Why the contrast with Alsace? Classic terroir comparisons suggest that Pinot should thrive west of the Rhine: Alsace vineyards are almost certainly warmer and markedly dryer than Baden, and have magnificently propitious sloping sites which boast both limestone and marl soils and southerly and easterly exposition. If Baden can do it, Alsace can surely do it, too.
But look: Baden is one of the few parts of a major white-wine producing nation which can make truly satisfying red wine – so that’s what the market wants it to do. Alsace, by contrast, is the only part of a preponderantly red-wine producing nation which can produce rich, scented whites from aromatic varieties – so that’s what the market wants it to do. (And Burgundy’s just down the road.) Pinot Noir isn’t even eligible for Grand Cru status in Alsace, though rumour has it that this will soon change for the warm, limey site of Hengst.

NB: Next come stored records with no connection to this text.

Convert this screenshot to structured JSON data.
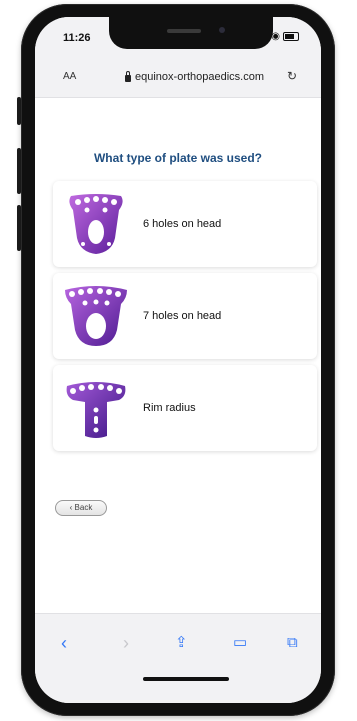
{
  "status_bar": {
    "time": "11:26",
    "signal_glyph": "▐▐",
    "wifi_glyph": "◉"
  },
  "browser": {
    "text_size_label": "AA",
    "url": "equinox-orthopaedics.com",
    "reload_glyph": "↻"
  },
  "page": {
    "question": "What type of plate was used?",
    "options": [
      {
        "label": "6 holes on head",
        "icon": "plate-6-holes-icon"
      },
      {
        "label": "7 holes on head",
        "icon": "plate-7-holes-icon"
      },
      {
        "label": "Rim radius",
        "icon": "rim-radius-plate-icon"
      }
    ],
    "back_label": "‹ Back"
  },
  "toolbar": {
    "back_glyph": "‹",
    "forward_glyph": "›",
    "share_glyph": "⇪",
    "bookmarks_glyph": "▭",
    "tabs_glyph": "⧉"
  },
  "colors": {
    "question": "#1f4e80",
    "plate_purple": "#7a2fb8",
    "ios_blue": "#3478f6"
  }
}
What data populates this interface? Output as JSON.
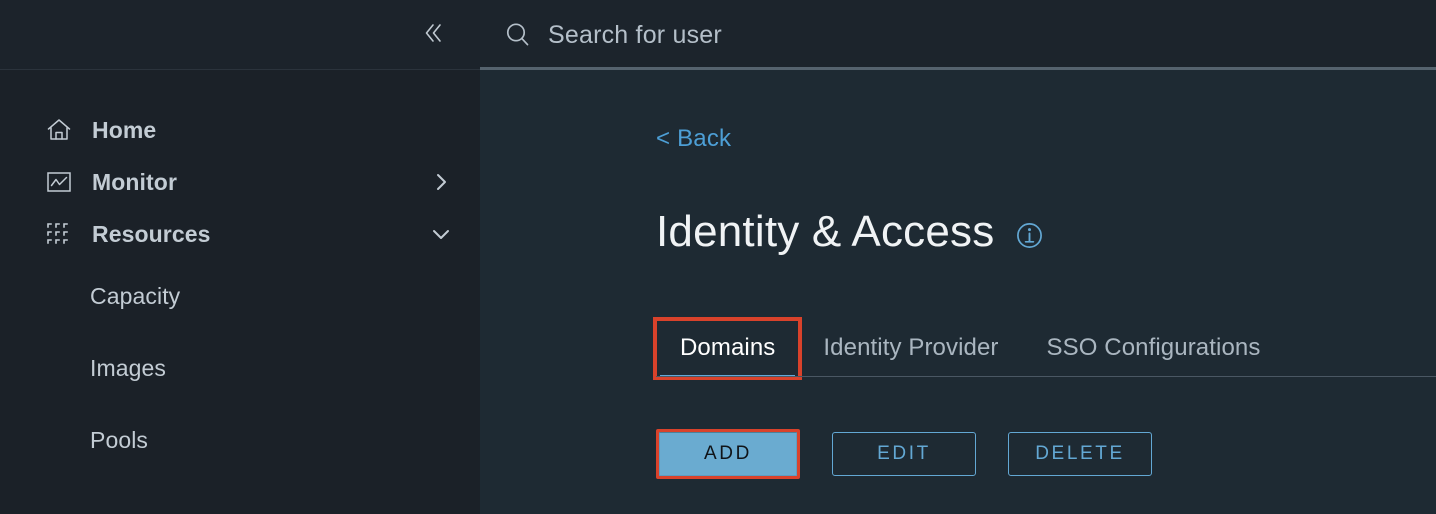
{
  "sidebar": {
    "collapse_icon": "chevron-double-left-icon",
    "items": [
      {
        "label": "Home",
        "icon": "home-icon",
        "arrow": null,
        "level": "top"
      },
      {
        "label": "Monitor",
        "icon": "monitor-chart-icon",
        "arrow": "chevron-right-icon",
        "level": "top"
      },
      {
        "label": "Resources",
        "icon": "grid-resources-icon",
        "arrow": "chevron-down-icon",
        "level": "top"
      },
      {
        "label": "Capacity",
        "icon": null,
        "arrow": null,
        "level": "sub"
      },
      {
        "label": "Images",
        "icon": null,
        "arrow": null,
        "level": "sub"
      },
      {
        "label": "Pools",
        "icon": null,
        "arrow": null,
        "level": "sub"
      }
    ]
  },
  "search": {
    "icon": "search-icon",
    "placeholder": "Search for user",
    "value": ""
  },
  "main": {
    "back_label": "< Back",
    "page_title": "Identity & Access",
    "info_icon": "info-circle-icon",
    "tabs": [
      {
        "label": "Domains",
        "active": true,
        "highlighted": true
      },
      {
        "label": "Identity Provider",
        "active": false,
        "highlighted": false
      },
      {
        "label": "SSO Configurations",
        "active": false,
        "highlighted": false
      }
    ],
    "buttons": [
      {
        "label": "ADD",
        "style": "primary",
        "highlighted": true
      },
      {
        "label": "EDIT",
        "style": "outline",
        "highlighted": false
      },
      {
        "label": "DELETE",
        "style": "outline",
        "highlighted": false
      }
    ]
  },
  "colors": {
    "sidebar_bg": "#1b2128",
    "main_bg": "#1e2a33",
    "search_bg": "#1c242c",
    "accent_blue": "#63a8d4",
    "link_blue": "#4d9fd6",
    "highlight_red": "#d9422b",
    "primary_button_bg": "#6aabd0",
    "text_primary": "#f0f3f5",
    "text_secondary": "#c3ccd4",
    "divider": "#4a5763"
  }
}
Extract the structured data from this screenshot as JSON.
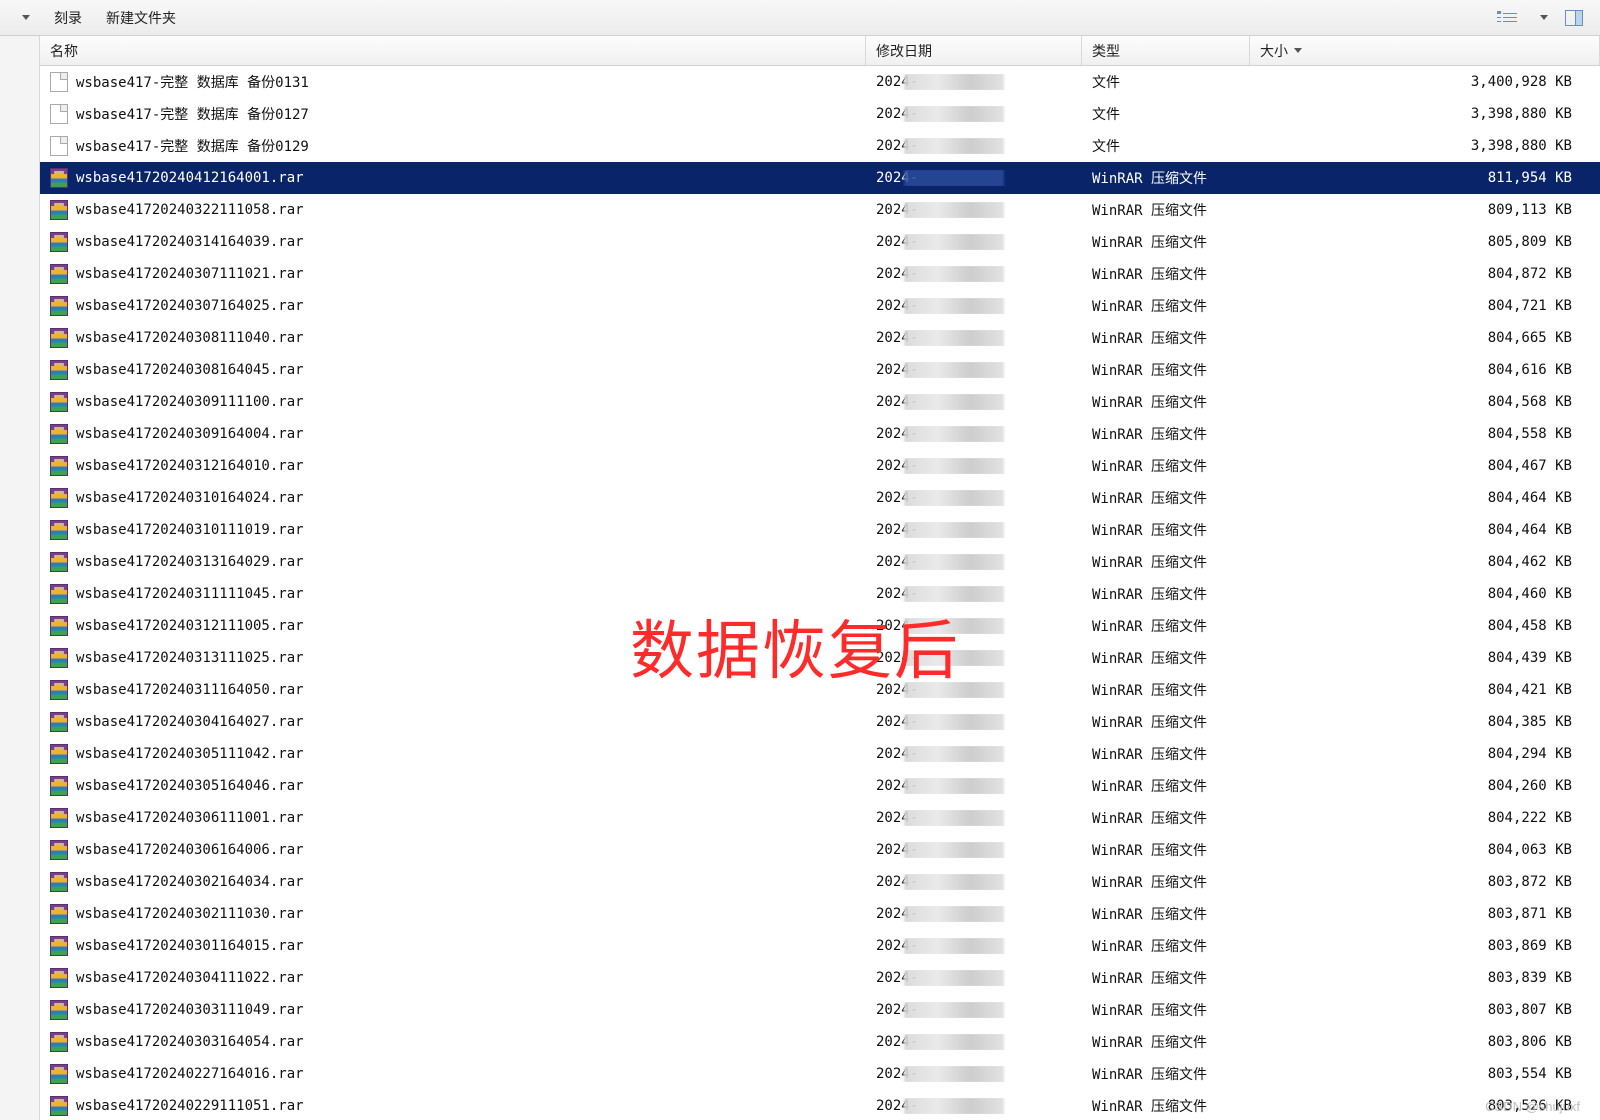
{
  "toolbar": {
    "burn_label": "刻录",
    "new_folder_label": "新建文件夹"
  },
  "columns": {
    "name": "名称",
    "date": "修改日期",
    "type": "类型",
    "size": "大小"
  },
  "type_labels": {
    "file": "文件",
    "rar": "WinRAR 压缩文件"
  },
  "rows": [
    {
      "icon": "doc",
      "name": "wsbase417-完整 数据库 备份0131",
      "date": "2024-",
      "type_key": "file",
      "size": "3,400,928 KB",
      "selected": false
    },
    {
      "icon": "doc",
      "name": "wsbase417-完整 数据库 备份0127",
      "date": "2024-",
      "type_key": "file",
      "size": "3,398,880 KB",
      "selected": false
    },
    {
      "icon": "doc",
      "name": "wsbase417-完整 数据库 备份0129",
      "date": "2024-",
      "type_key": "file",
      "size": "3,398,880 KB",
      "selected": false
    },
    {
      "icon": "rar",
      "name": "wsbase41720240412164001.rar",
      "date": "2024-",
      "type_key": "rar",
      "size": "811,954 KB",
      "selected": true
    },
    {
      "icon": "rar",
      "name": "wsbase41720240322111058.rar",
      "date": "2024-",
      "type_key": "rar",
      "size": "809,113 KB",
      "selected": false
    },
    {
      "icon": "rar",
      "name": "wsbase41720240314164039.rar",
      "date": "2024-",
      "type_key": "rar",
      "size": "805,809 KB",
      "selected": false
    },
    {
      "icon": "rar",
      "name": "wsbase41720240307111021.rar",
      "date": "2024-",
      "type_key": "rar",
      "size": "804,872 KB",
      "selected": false
    },
    {
      "icon": "rar",
      "name": "wsbase41720240307164025.rar",
      "date": "2024-",
      "type_key": "rar",
      "size": "804,721 KB",
      "selected": false
    },
    {
      "icon": "rar",
      "name": "wsbase41720240308111040.rar",
      "date": "2024-",
      "type_key": "rar",
      "size": "804,665 KB",
      "selected": false
    },
    {
      "icon": "rar",
      "name": "wsbase41720240308164045.rar",
      "date": "2024-",
      "type_key": "rar",
      "size": "804,616 KB",
      "selected": false
    },
    {
      "icon": "rar",
      "name": "wsbase41720240309111100.rar",
      "date": "2024-",
      "type_key": "rar",
      "size": "804,568 KB",
      "selected": false
    },
    {
      "icon": "rar",
      "name": "wsbase41720240309164004.rar",
      "date": "2024-",
      "type_key": "rar",
      "size": "804,558 KB",
      "selected": false
    },
    {
      "icon": "rar",
      "name": "wsbase41720240312164010.rar",
      "date": "2024-",
      "type_key": "rar",
      "size": "804,467 KB",
      "selected": false
    },
    {
      "icon": "rar",
      "name": "wsbase41720240310164024.rar",
      "date": "2024-",
      "type_key": "rar",
      "size": "804,464 KB",
      "selected": false
    },
    {
      "icon": "rar",
      "name": "wsbase41720240310111019.rar",
      "date": "2024-",
      "type_key": "rar",
      "size": "804,464 KB",
      "selected": false
    },
    {
      "icon": "rar",
      "name": "wsbase41720240313164029.rar",
      "date": "2024-",
      "type_key": "rar",
      "size": "804,462 KB",
      "selected": false
    },
    {
      "icon": "rar",
      "name": "wsbase41720240311111045.rar",
      "date": "2024-",
      "type_key": "rar",
      "size": "804,460 KB",
      "selected": false
    },
    {
      "icon": "rar",
      "name": "wsbase41720240312111005.rar",
      "date": "2024-",
      "type_key": "rar",
      "size": "804,458 KB",
      "selected": false
    },
    {
      "icon": "rar",
      "name": "wsbase41720240313111025.rar",
      "date": "2024-",
      "type_key": "rar",
      "size": "804,439 KB",
      "selected": false
    },
    {
      "icon": "rar",
      "name": "wsbase41720240311164050.rar",
      "date": "2024-",
      "type_key": "rar",
      "size": "804,421 KB",
      "selected": false
    },
    {
      "icon": "rar",
      "name": "wsbase41720240304164027.rar",
      "date": "2024-",
      "type_key": "rar",
      "size": "804,385 KB",
      "selected": false
    },
    {
      "icon": "rar",
      "name": "wsbase41720240305111042.rar",
      "date": "2024-",
      "type_key": "rar",
      "size": "804,294 KB",
      "selected": false
    },
    {
      "icon": "rar",
      "name": "wsbase41720240305164046.rar",
      "date": "2024-",
      "type_key": "rar",
      "size": "804,260 KB",
      "selected": false
    },
    {
      "icon": "rar",
      "name": "wsbase41720240306111001.rar",
      "date": "2024-",
      "type_key": "rar",
      "size": "804,222 KB",
      "selected": false
    },
    {
      "icon": "rar",
      "name": "wsbase41720240306164006.rar",
      "date": "2024-",
      "type_key": "rar",
      "size": "804,063 KB",
      "selected": false
    },
    {
      "icon": "rar",
      "name": "wsbase41720240302164034.rar",
      "date": "2024-",
      "type_key": "rar",
      "size": "803,872 KB",
      "selected": false
    },
    {
      "icon": "rar",
      "name": "wsbase41720240302111030.rar",
      "date": "2024-",
      "type_key": "rar",
      "size": "803,871 KB",
      "selected": false
    },
    {
      "icon": "rar",
      "name": "wsbase41720240301164015.rar",
      "date": "2024-",
      "type_key": "rar",
      "size": "803,869 KB",
      "selected": false
    },
    {
      "icon": "rar",
      "name": "wsbase41720240304111022.rar",
      "date": "2024-",
      "type_key": "rar",
      "size": "803,839 KB",
      "selected": false
    },
    {
      "icon": "rar",
      "name": "wsbase41720240303111049.rar",
      "date": "2024-",
      "type_key": "rar",
      "size": "803,807 KB",
      "selected": false
    },
    {
      "icon": "rar",
      "name": "wsbase41720240303164054.rar",
      "date": "2024-",
      "type_key": "rar",
      "size": "803,806 KB",
      "selected": false
    },
    {
      "icon": "rar",
      "name": "wsbase41720240227164016.rar",
      "date": "2024-",
      "type_key": "rar",
      "size": "803,554 KB",
      "selected": false
    },
    {
      "icon": "rar",
      "name": "wsbase41720240229111051.rar",
      "date": "2024-",
      "type_key": "rar",
      "size": "803,526 KB",
      "selected": false
    }
  ],
  "overlay_text": "数据恢复后",
  "watermark": "CSDN @shujuxf"
}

There is no reason, in other words, why Alsace shouldn’t produce Pinots to match those of Baden – if its lawmakers and winegrowers were prepared to make the same efforts for that variety as their German counterparts, and if customers were ready to reward those efforts. Mleinek, for example, air-blows his bunches at flowering to create a less tight, aerier fruit set in each bunch – and then cuts off the bottom of the bunch later as those grapes ripen less effectively than those higher up the bunch. Bernhard Huber spends two days training his pickers before they are let near a bunch. Yields at both are more Burgundian than Alsatian. “To make Pinot Noir, you must think Pinot Noir from the beginning, “ Huber says. “And in Alsace they think Riesling, Pinot Gris and Gewurztraminer from the beginning.”
Written by Andrew Jefford